For the past two months, 33-year-old Kegham Balian, an Armenian Christian, has spent a significant part of his days and nights in a tent in a parking area known as “Cows’ Garden” in the southeast corner of the Old City of Jerusalem. He expects to spend his Christmas there, which the Armenian Apostolic Church in the Holy Land celebrates on Jan. 19 along with the Epiphany.
The tent is a permanent outpost established by the “Save the Armenian Quarter” (ArQ) association, founded by Hagop Djernazian and Segrat Balian (Kegham’s younger brother). It is a nonviolent movement created to defend properties of the Armenian Patriarchate from being taken over by Xana Gardens Ltd., a real estate company with alleged links to Israeli settler interests.
In the last two months the Armenians have suffered seven or eight attacks by people Balian says were sent by Xana Gardens. The last was on Dec. 28, when 10 Armenians were injured by people throwing stones. Members of the ArQ community have been taking turns to maintain a constant presence on the property.
According to ArQ, the contract between the Armenian Patriarchate and Xana Gardens was illegal and jeopardizes the existence of the Armenian community in the Holy Land.
“In April, we found out there was an illegal leasing of the premises known as the ‘Cows’ Garden’ — an open area which today serves as a parking lot,” Balian explained to CNA. The Armenian Patriarchate of Jerusalem allegedly agreed to give Xana Gardens a 49-year lease of the property — with the option to renew for another 49 — to build a luxury hotel. The deal was signed in 2021 and kept a secret.
CNA reached out to Xana Gardens for comment but received no response.
CNA also contacted Kerkonian Dajani LLP, the law firm representing the Armenian community of the Old City of Jerusalem.

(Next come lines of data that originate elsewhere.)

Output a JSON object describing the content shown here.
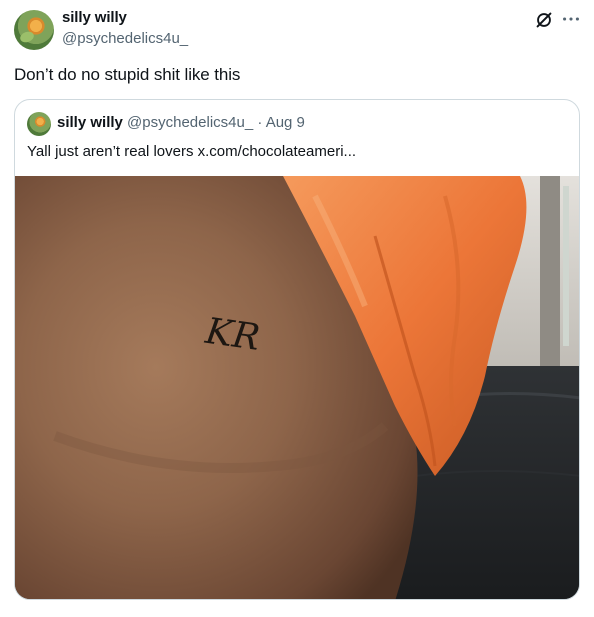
{
  "post": {
    "author_name": "silly willy",
    "author_handle": "@psychedelics4u_",
    "text": "Don’t do no stupid shit like this"
  },
  "quote": {
    "author_name": "silly willy",
    "author_handle": "@psychedelics4u_",
    "separator": "·",
    "date": "Aug 9",
    "text": "Yall just aren’t real lovers",
    "link": "x.com/chocolateameri..."
  },
  "image": {
    "tattoo_text": "KR"
  },
  "icons": {
    "author_avatar": "flower-avatar-icon",
    "grok": "grok-icon",
    "more": "more-dots-icon"
  },
  "colors": {
    "text_primary": "#0f1419",
    "text_secondary": "#536471",
    "border": "#cfd9de",
    "shirt_orange": "#f07a3a"
  }
}
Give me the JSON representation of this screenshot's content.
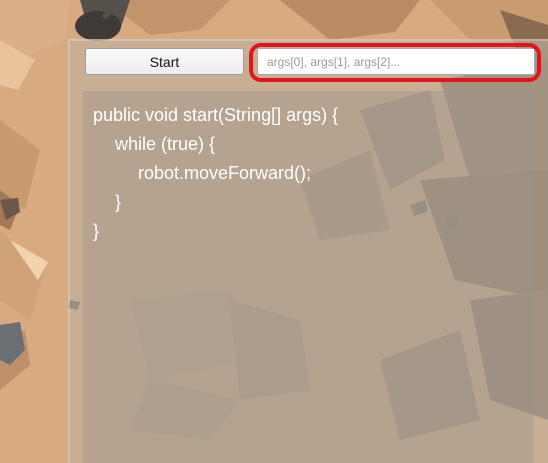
{
  "toolbar": {
    "start_label": "Start"
  },
  "args_input": {
    "value": "",
    "placeholder": "args[0], args[1], args[2]..."
  },
  "code_editor": {
    "lines": [
      {
        "text": "public void start(String[] args) {",
        "indent": 0
      },
      {
        "text": "while (true) {",
        "indent": 1
      },
      {
        "text": "robot.moveForward();",
        "indent": 2
      },
      {
        "text": "}",
        "indent": 1
      },
      {
        "text": "}",
        "indent": 0
      }
    ]
  },
  "colors": {
    "highlight": "#e0151f",
    "ground": "#d7a97f",
    "code_text": "#ffffff"
  }
}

“The community is opposed to any deal that undermines the integrity of the Armenian Quarter and the centuries-old presence of Christian Armenians in Jerusalem,” said Karnig Kerkonian, co-founder of the firm. “Our investigation has revealed that the signing of the purported agreement at issue did not follow the internal procedures of the Holy Synod [the highest authority in the Orthodox and Oriental Churches] and the General Assembly [the general assembly of the monastic order of the Brotherhood of St. James]. This, and a number of other material irregularities including financial ones, fatally handicap the validity of the purported contract.”
When the Armenian community found out about the agreement, protests broke out. They felt threatened not only with regard to their security but also to their identity and cultural heritage. “We started protesting, asking for transparency from the patriarchate,” Balian explained.
The Armenian patriarch has reportedly said he was deceived about the details of the agreement and in October 2023 canceled the deal. The patriarchate is now bringing the case to court.
The positions of ArQ and the patriarchate have gradually come closer together in the past few months, “even if they’re not fully transparent yet,” Balian said. “In any case, the outpost in the parking lot has the full support of the patriarchate.”
The Armenian community has been present in Jerusalem for about 1,700 years. The Old City is today divided into four quarters, a legacy of the British Mandate for Palestine. The Armenian Quarter comprises one-sixth of the old city and occupies the entire southwest corner of the city. Here are not only religious institutions such as the patriarchate, seminary, and churches but also schools, shops, and residences for approximately 2,000 people.
The property involved in the disagreement with Xana Gardens constitutes approximately 25% of the neighborhood’s total area. In addition to the parking lot, it also encompasses a residential area, the private garden of the patriarch, and the Alex and Mary Manougian Hall of the theological seminary of the patriarchate.